A documentary exploring the history of a cargo vessel which ferried passengers and freight between Galway and the Aran Islands for more than 30 years will be shown on TG4 on Sunday November 9.
The film will delve into the history of the Naomh Eanna and the current campaign to salvage the vessel. Naomh Eanna is a former CIE Aran Islands ferry which plied the route between Galway and the three Aran Islands carrying everything from people to livestock, oil, cement, furniture, and food. The riveted hulled ship was built in 1958 at the end of a great era of building at the Liffey Dockyard in Dublin. She is one of the last such ships built in Europe using the riveted construction technique and is one of the oldest surviving Irish built ships remaining in our waters.

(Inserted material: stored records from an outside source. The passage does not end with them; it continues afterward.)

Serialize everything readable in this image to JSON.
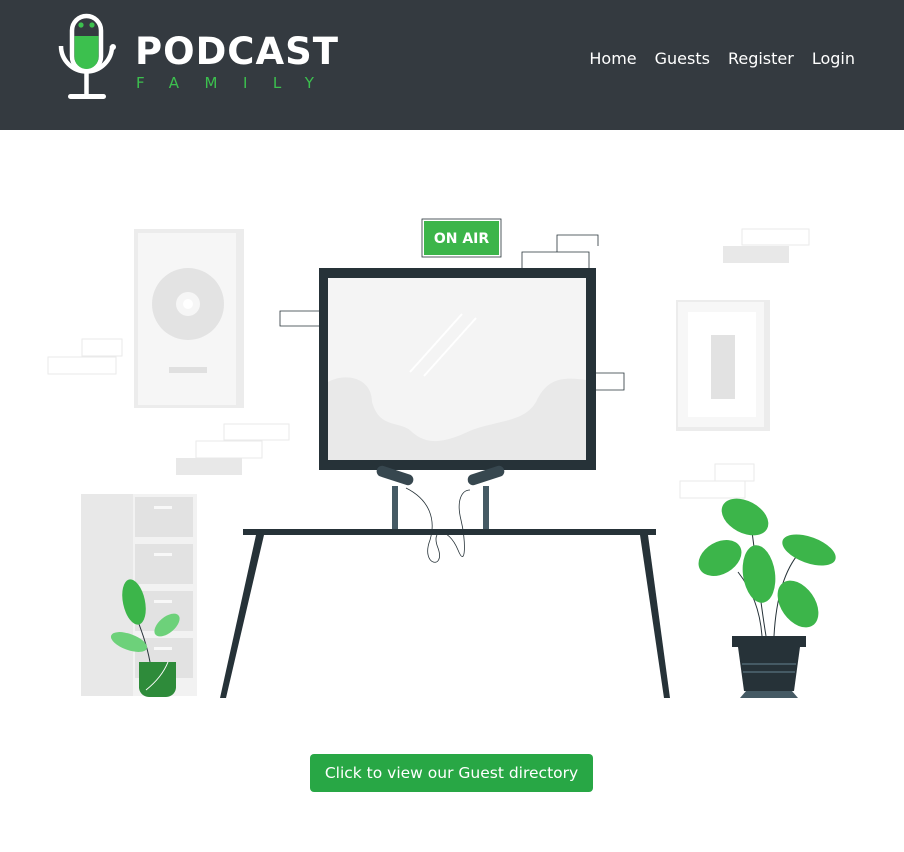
{
  "brand": {
    "name": "PODCAST",
    "sub": "FAMILY"
  },
  "nav": {
    "items": [
      {
        "label": "Home"
      },
      {
        "label": "Guests"
      },
      {
        "label": "Register"
      },
      {
        "label": "Login"
      }
    ]
  },
  "hero": {
    "sign_text": "ON AIR"
  },
  "cta": {
    "label": "Click to view our Guest directory"
  },
  "colors": {
    "navbar": "#343a40",
    "accent": "#28a745",
    "brand_green": "#3cc04e",
    "dark": "#263238"
  }
}
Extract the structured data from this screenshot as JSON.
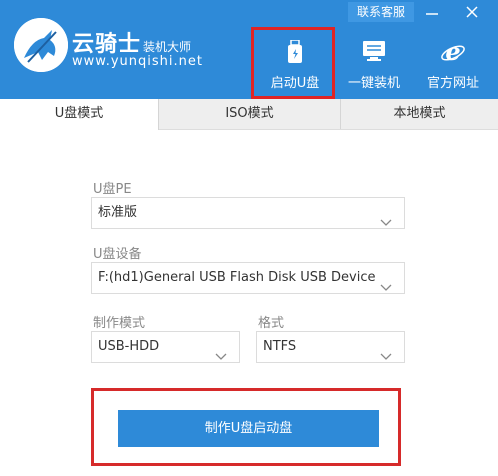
{
  "brand": {
    "name_cn": "云骑士",
    "subtitle": "装机大师",
    "url": "www.yunqishi.net"
  },
  "topbar": {
    "contact_label": "联系客服",
    "minimize_glyph": "—",
    "close_glyph": "✕"
  },
  "nav": [
    {
      "label": "启动U盘",
      "icon": "usb-drive-icon"
    },
    {
      "label": "一键装机",
      "icon": "monitor-icon"
    },
    {
      "label": "官方网址",
      "icon": "ie-browser-icon"
    }
  ],
  "tabs": [
    {
      "label": "U盘模式",
      "active": true
    },
    {
      "label": "ISO模式",
      "active": false
    },
    {
      "label": "本地模式",
      "active": false
    }
  ],
  "form": {
    "pe_label": "U盘PE",
    "pe_value": "标准版",
    "device_label": "U盘设备",
    "device_value": "F:(hd1)General USB Flash Disk USB Device",
    "mode_label": "制作模式",
    "mode_value": "USB-HDD",
    "format_label": "格式",
    "format_value": "NTFS",
    "create_button": "制作U盘启动盘"
  },
  "colors": {
    "header_blue": "#2e8ad8",
    "highlight_red": "#e02424"
  }
}
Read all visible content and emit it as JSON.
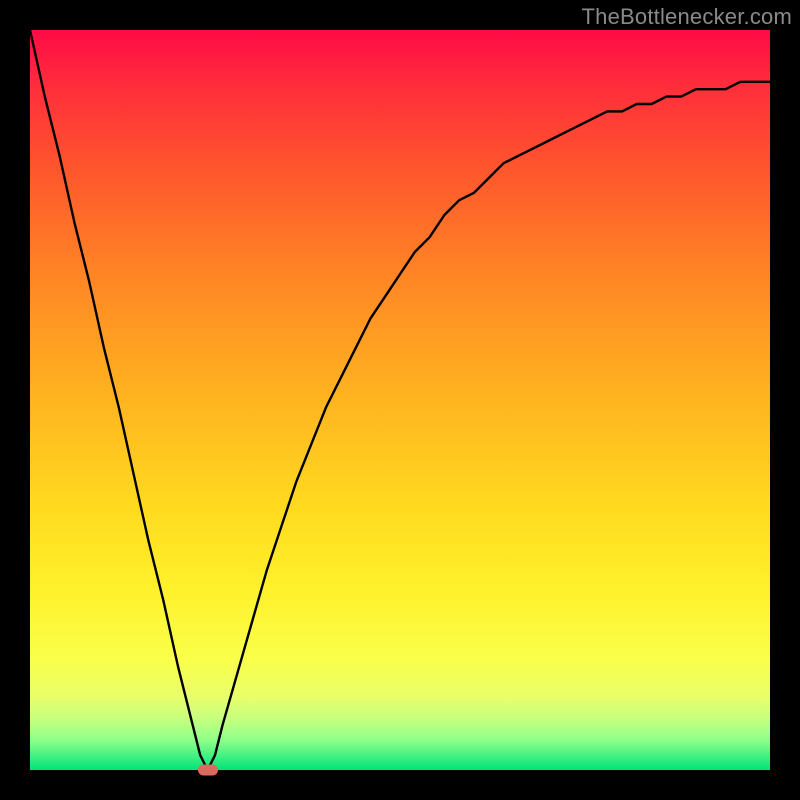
{
  "attribution": "TheBottlenecker.com",
  "chart_data": {
    "type": "line",
    "title": "",
    "xlabel": "",
    "ylabel": "",
    "xlim": [
      0,
      100
    ],
    "ylim": [
      0,
      100
    ],
    "legend": false,
    "grid": false,
    "series": [
      {
        "name": "bottleneck-curve",
        "x": [
          0,
          2,
          4,
          6,
          8,
          10,
          12,
          14,
          16,
          18,
          20,
          22,
          23,
          24,
          25,
          26,
          28,
          30,
          32,
          34,
          36,
          38,
          40,
          42,
          44,
          46,
          48,
          50,
          52,
          54,
          56,
          58,
          60,
          62,
          64,
          66,
          68,
          70,
          72,
          74,
          76,
          78,
          80,
          82,
          84,
          86,
          88,
          90,
          92,
          94,
          96,
          98,
          100
        ],
        "y": [
          100,
          91,
          83,
          74,
          66,
          57,
          49,
          40,
          31,
          23,
          14,
          6,
          2,
          0,
          2,
          6,
          13,
          20,
          27,
          33,
          39,
          44,
          49,
          53,
          57,
          61,
          64,
          67,
          70,
          72,
          75,
          77,
          78,
          80,
          82,
          83,
          84,
          85,
          86,
          87,
          88,
          89,
          89,
          90,
          90,
          91,
          91,
          92,
          92,
          92,
          93,
          93,
          93
        ]
      }
    ],
    "annotations": [
      {
        "name": "min-marker",
        "x": 24,
        "y": 0
      }
    ],
    "background_gradient": {
      "top": "#ff0b46",
      "bottom": "#00e37a"
    }
  }
}
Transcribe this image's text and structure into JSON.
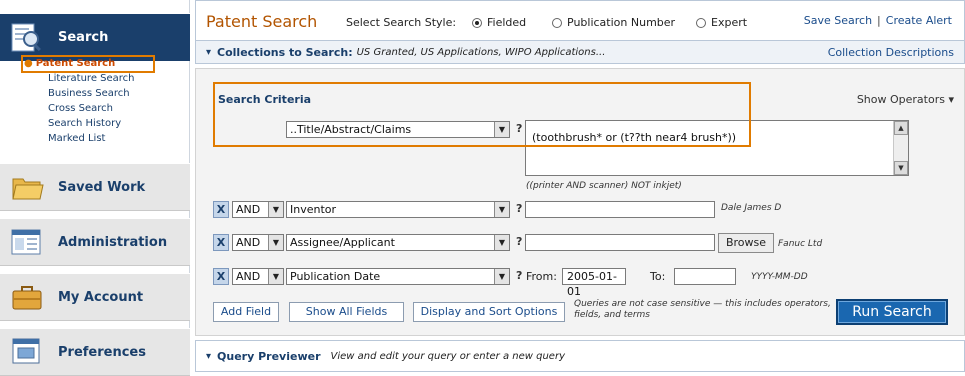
{
  "sidebar": {
    "sections": [
      {
        "label": "Search",
        "icon": "search-document-icon"
      },
      {
        "label": "Saved Work",
        "icon": "folder-icon"
      },
      {
        "label": "Administration",
        "icon": "admin-panel-icon"
      },
      {
        "label": "My Account",
        "icon": "briefcase-icon"
      },
      {
        "label": "Preferences",
        "icon": "preferences-window-icon"
      }
    ],
    "sub_items": [
      "Patent Search",
      "Literature Search",
      "Business Search",
      "Cross Search",
      "Search History",
      "Marked List"
    ]
  },
  "header": {
    "title": "Patent Search",
    "style_label": "Select Search Style:",
    "styles": [
      {
        "label": "Fielded",
        "checked": true
      },
      {
        "label": "Publication Number",
        "checked": false
      },
      {
        "label": "Expert",
        "checked": false
      }
    ],
    "save_search": "Save Search",
    "separator": "|",
    "create_alert": "Create Alert"
  },
  "collections": {
    "label": "Collections to Search:",
    "value": "US Granted, US Applications, WIPO Applications...",
    "link": "Collection Descriptions"
  },
  "criteria": {
    "title": "Search Criteria",
    "show_operators": "Show Operators",
    "first_field": "..Title/Abstract/Claims",
    "first_query": "(toothbrush* or (t??th near4 brush*))",
    "first_hint": "((printer AND scanner) NOT inkjet)",
    "rows": [
      {
        "operator": "AND",
        "field": "Inventor",
        "value": "",
        "hint": "Dale James D"
      },
      {
        "operator": "AND",
        "field": "Assignee/Applicant",
        "value": "",
        "browse": "Browse",
        "hint": "Fanuc Ltd"
      },
      {
        "operator": "AND",
        "field": "Publication Date",
        "from_label": "From:",
        "from_value": "2005-01-01",
        "to_label": "To:",
        "to_value": "",
        "hint": "YYYY-MM-DD"
      }
    ],
    "remove_symbol": "X",
    "help_symbol": "?"
  },
  "actions": {
    "add_field": "Add Field",
    "show_all_fields": "Show All Fields",
    "display_sort": "Display and Sort Options",
    "note": "Queries are not case sensitive — this includes operators, fields, and terms",
    "run_search": "Run Search"
  },
  "previewer": {
    "label": "Query Previewer",
    "hint": "View and edit your query or enter a new query"
  },
  "colors": {
    "navy": "#1a3f6b",
    "orange_highlight": "#e07b00",
    "title_orange": "#b25400",
    "run_button_blue": "#1a67b0"
  }
}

The Naomh Eanna has been lying derelict in Dublin Port for more than 25 years after she was withdrawn from service in 1989, and earlier this year it emerged that there were controversial plans by Waterways Ireland for her to be consigned to the scrapyard. There has been an on-going campaign to save the veteran vessel. She has now been acquired by the Irish Ship and Barge Fabrication Company, a firm which specialises in the development of high quality heritage maritime holdings. There are ambitious plans in place for a major refit to restore the boat to her former glory, and it is hoped that, in time, Naomh Eanna will be moored at her adopted home in Galway. A large-scale project involves plans for the boat to berth at Dun Aengus dock and become a local tourist attracton featuring a a boutique hostel, restaurant, cafe, and museum.

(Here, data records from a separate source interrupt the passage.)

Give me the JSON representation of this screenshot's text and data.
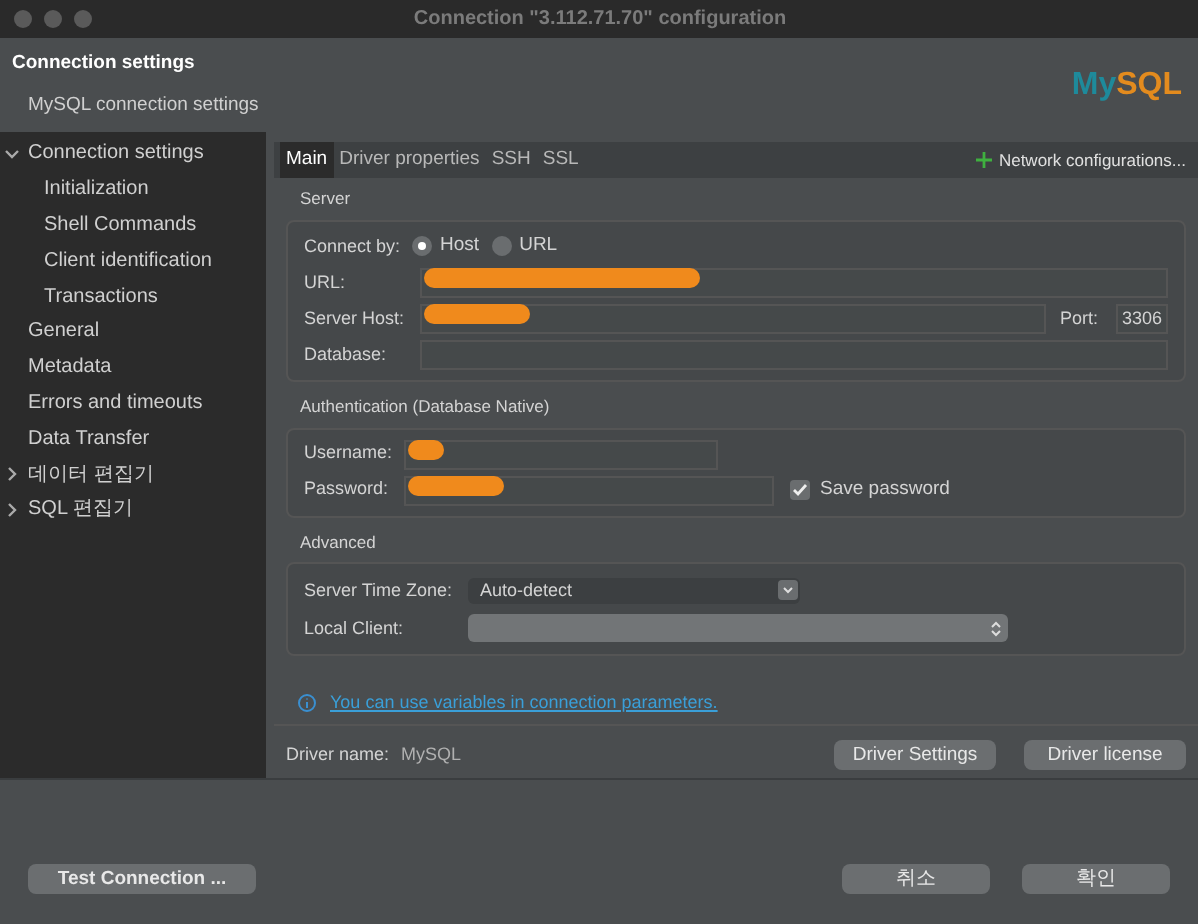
{
  "window": {
    "title": "Connection \"3.112.71.70\" configuration"
  },
  "header": {
    "title": "Connection settings",
    "subtitle": "MySQL connection settings",
    "logo": "MySQL"
  },
  "sidebar": {
    "items": [
      {
        "label": "Connection settings",
        "expanded": true,
        "children": [
          {
            "label": "Initialization"
          },
          {
            "label": "Shell Commands"
          },
          {
            "label": "Client identification"
          },
          {
            "label": "Transactions"
          }
        ]
      },
      {
        "label": "General"
      },
      {
        "label": "Metadata"
      },
      {
        "label": "Errors and timeouts"
      },
      {
        "label": "Data Transfer"
      },
      {
        "label": "데이터 편집기",
        "expanded": false
      },
      {
        "label": "SQL 편집기",
        "expanded": false
      }
    ]
  },
  "tabs": [
    {
      "label": "Main",
      "selected": true
    },
    {
      "label": "Driver properties",
      "selected": false
    },
    {
      "label": "SSH",
      "selected": false
    },
    {
      "label": "SSL",
      "selected": false
    }
  ],
  "network_button": "Network configurations...",
  "server": {
    "title": "Server",
    "connect_by_label": "Connect by:",
    "connect_by": [
      {
        "label": "Host",
        "selected": true
      },
      {
        "label": "URL",
        "selected": false
      }
    ],
    "url_label": "URL:",
    "host_label": "Server Host:",
    "port_label": "Port:",
    "port": "3306",
    "database_label": "Database:"
  },
  "auth": {
    "title": "Authentication (Database Native)",
    "username_label": "Username:",
    "password_label": "Password:",
    "save_password": {
      "label": "Save password",
      "checked": true
    }
  },
  "advanced": {
    "title": "Advanced",
    "timezone_label": "Server Time Zone:",
    "timezone": "Auto-detect",
    "local_client_label": "Local Client:"
  },
  "info_link": "You can use variables in connection parameters.",
  "driver": {
    "label": "Driver name:",
    "name": "MySQL",
    "buttons": [
      "Driver Settings",
      "Driver license"
    ]
  },
  "footer": {
    "test_button": "Test Connection ...",
    "buttons": [
      "취소",
      "확인"
    ]
  }
}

Donncha Mac Con Iomaire has produced the upcoming documentary for TG4 and he explains why the veteran vessel is so controversial. ‘’She was a big awkward boat that was designed to service a group of Islands but could only berth quayside on Inis Mor as she was too large to berth at the others. Many islanders on Inis Oirr and Inish Meain have not got fond memories of the boat from the point of view of the hardship that was involved in accessing her. Cattle would be swam out as far as the vessal and a crane would be used to lift them aboard We have footage of people using curraghs to travel as far as the vessal and elderly people struggling to climb aboard. If the weather was bad, the steps of the boat would not be let down. Islanders had to live with this so long, it’s amazing to think it all happened up until 1988.’’
The second aspect of the documentary will concentrate on the latter day story of the plans to try to save the boat from the scrapyard. Captain Sam Field Corbett of the Irish Ship and Barge Fabrication company is well known within the industy for locating heritage vessels and identifying unique and exciting modern uses for these valuable craft. The firm is currently seeking more than €2,000,000 from private investors to fund the restoration plans. Donncha Mac Con Iomaire believes people will find the film extremely interesting. ‘‘Anybody that has a particular interest in history will enjoy the archive footage and locals in Galway will remember the Naomh Eanna well. She was as much a part of Galway’s history as a part of the Aran Islands.’’